Sober Walk held to bring awareness to addictions across Canada

More than 30 days ago, Arthur Abel may not have taken the place he took on Monday morning.

He, along with other clients at Nats ‘jee K’eh Treatment Centre were gathered, drums in hand, around a fire inside the chilly arbor at the fire feeding on K’atl’odeeche First Nation to kick off the ritual sober walk for National Addictions Awareness Week. 

A large group surrounded the fire pit – students from Chief Sunrise School, treatment centre staff, teachers and members of the community shielding themselves in the arbor before heading through the snowstorm.

Nearing the end of his 28 day treatment program, his graduation took place the following day, Abel is hopeful, that’s why he’s chosen to take up the drum.

Giant snowflakes flew through the arbor and students swished in their snowsuits, drawing closer to the fire.

Abel stood with the other drummers, quiet and concentrating, with a reverent, almost solemn expression.

“I’m doing it to promote my culture and try to keep the traditions active and alive,” he said. “ It’s about being the best role model you can be and inspiring youth. Maybe it’ll help them. I was inspired by seeing my older cousin drumming, so maybe if younger people see me, it might do the same for them.”

Before the fire feeding, Chief Roy Fabian addressed the circle, lamenting the introduction of drugs and alcohol into communities and more than that, the hefty responsibility they must take personally to eradicate a powerful influence he called spirit deflating, dependence creating.

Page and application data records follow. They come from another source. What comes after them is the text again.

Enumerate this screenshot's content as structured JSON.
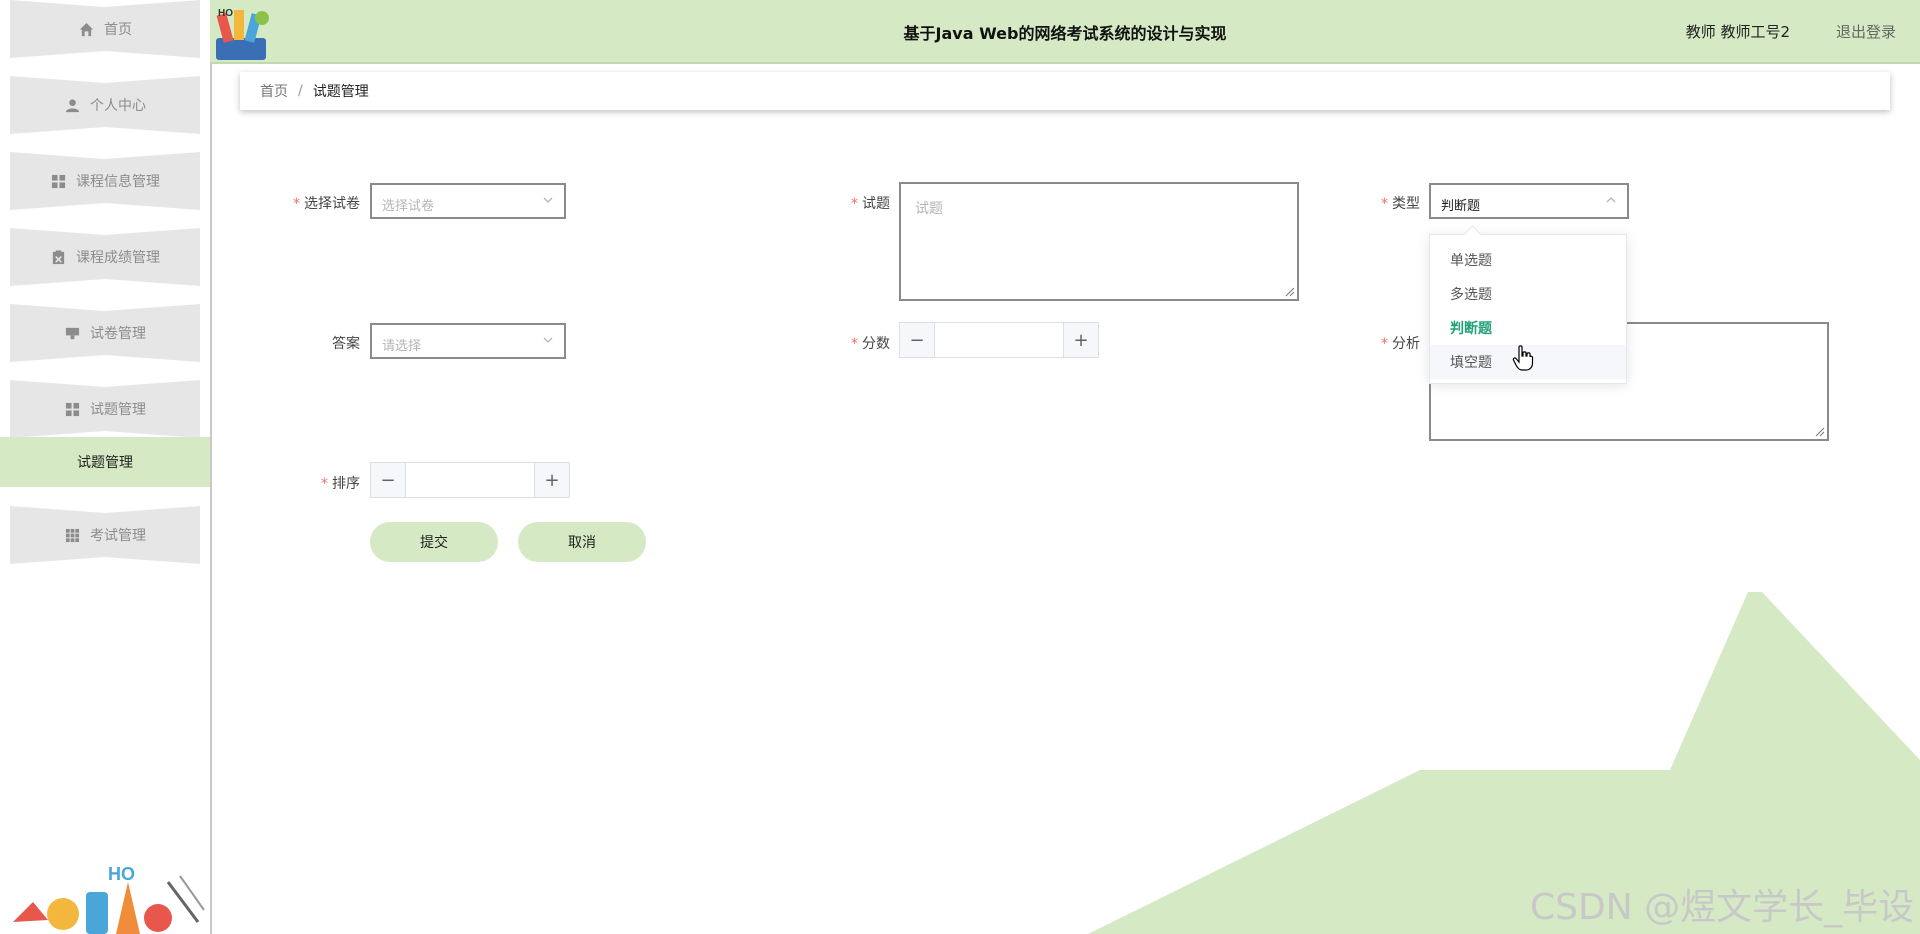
{
  "app": {
    "title": "基于Java Web的网络考试系统的设计与实现",
    "user_label": "教师 教师工号2",
    "logout_label": "退出登录"
  },
  "colors": {
    "accent": "#d5e9c4",
    "selected_option": "#1fa37a",
    "required_mark": "#f56c6c"
  },
  "sidebar": {
    "items": [
      {
        "label": "首页",
        "icon": "home-icon"
      },
      {
        "label": "个人中心",
        "icon": "user-icon"
      },
      {
        "label": "课程信息管理",
        "icon": "grid-icon"
      },
      {
        "label": "课程成绩管理",
        "icon": "clipboard-icon"
      },
      {
        "label": "试卷管理",
        "icon": "monitor-icon"
      },
      {
        "label": "试题管理",
        "icon": "grid-icon"
      },
      {
        "label": "考试管理",
        "icon": "apps-icon"
      }
    ],
    "active_sub_item": "试题管理"
  },
  "breadcrumb": {
    "home": "首页",
    "separator": "/",
    "current": "试题管理"
  },
  "form": {
    "paper": {
      "label": "选择试卷",
      "placeholder": "选择试卷"
    },
    "question": {
      "label": "试题",
      "placeholder": "试题"
    },
    "type": {
      "label": "类型",
      "value": "判断题"
    },
    "answer": {
      "label": "答案",
      "placeholder": "请选择"
    },
    "score": {
      "label": "分数",
      "value": ""
    },
    "analysis": {
      "label": "分析",
      "placeholder": ""
    },
    "order": {
      "label": "排序",
      "value": ""
    },
    "required_mark": "*",
    "minus": "−",
    "plus": "+",
    "submit_label": "提交",
    "cancel_label": "取消"
  },
  "dropdown": {
    "options": [
      "单选题",
      "多选题",
      "判断题",
      "填空题"
    ],
    "selected": "判断题",
    "hovered": "填空题"
  },
  "watermark": "CSDN @煜文学长_毕设"
}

“Look around at this weather we have. It’s cold, right,” Fabian said this, donning a leather jacket-no hat, no mitts – lightly dressed in a sea of snowsuits.

“To our elders, this was nothing,” he said.

“The elders used to teach us we need to keep our spirits strong. To do this you need to respect everything and everyone. When you don’t respect people, respect yourself, your spirit becomes weak. Today we listen to other people to try and make ourselves feel better, we use things to lift our spirits up, but it’s only temporary. We’re no alone in this. The whole world is troubled by this. But it takes time to change. A lot of people forget that.”

After song, gathering up banners that students, treatment centre staff and clients carried together, they embarked out into the cold and blowing snow for the half-hour walk to the treatment centre.

Bursting through the doors with rosy cheeks and matted heads, young and old grabbed lunch and squished around tables. Abel brought out a few of his vibrantly hued paintings, and a few soapstone carvings.

His artwork has been therapy for him, a positive he is choosing to focus on.

He’s worked with soapstone before but this time he had to scrape for hours to uncover a figurine he was happy with. He likened this to treatment.

“You need to keep scraping at what’s bothering you, then you’ll find out what’s really bothering you on the inside,” he said. “When you find that out, you connect it to a lot of things that you’ve been doing. You get your confidence back, your self respect, your respect for others, life skills.”

Abel said he sees NAAW as a chance to promote sobriety and branch out and meet new people through sobriety.

He admitted this is his not first stint in treatment, but he said he’s emerging this time more confident than ever.

“The more you go into treatment, the more you learn about yourself,” said Abel. “You walk out with less problems every time. The only way you can deal with your problems is to face them.”

But the question of length of treatment programs has been a hot button topic in the addictions field.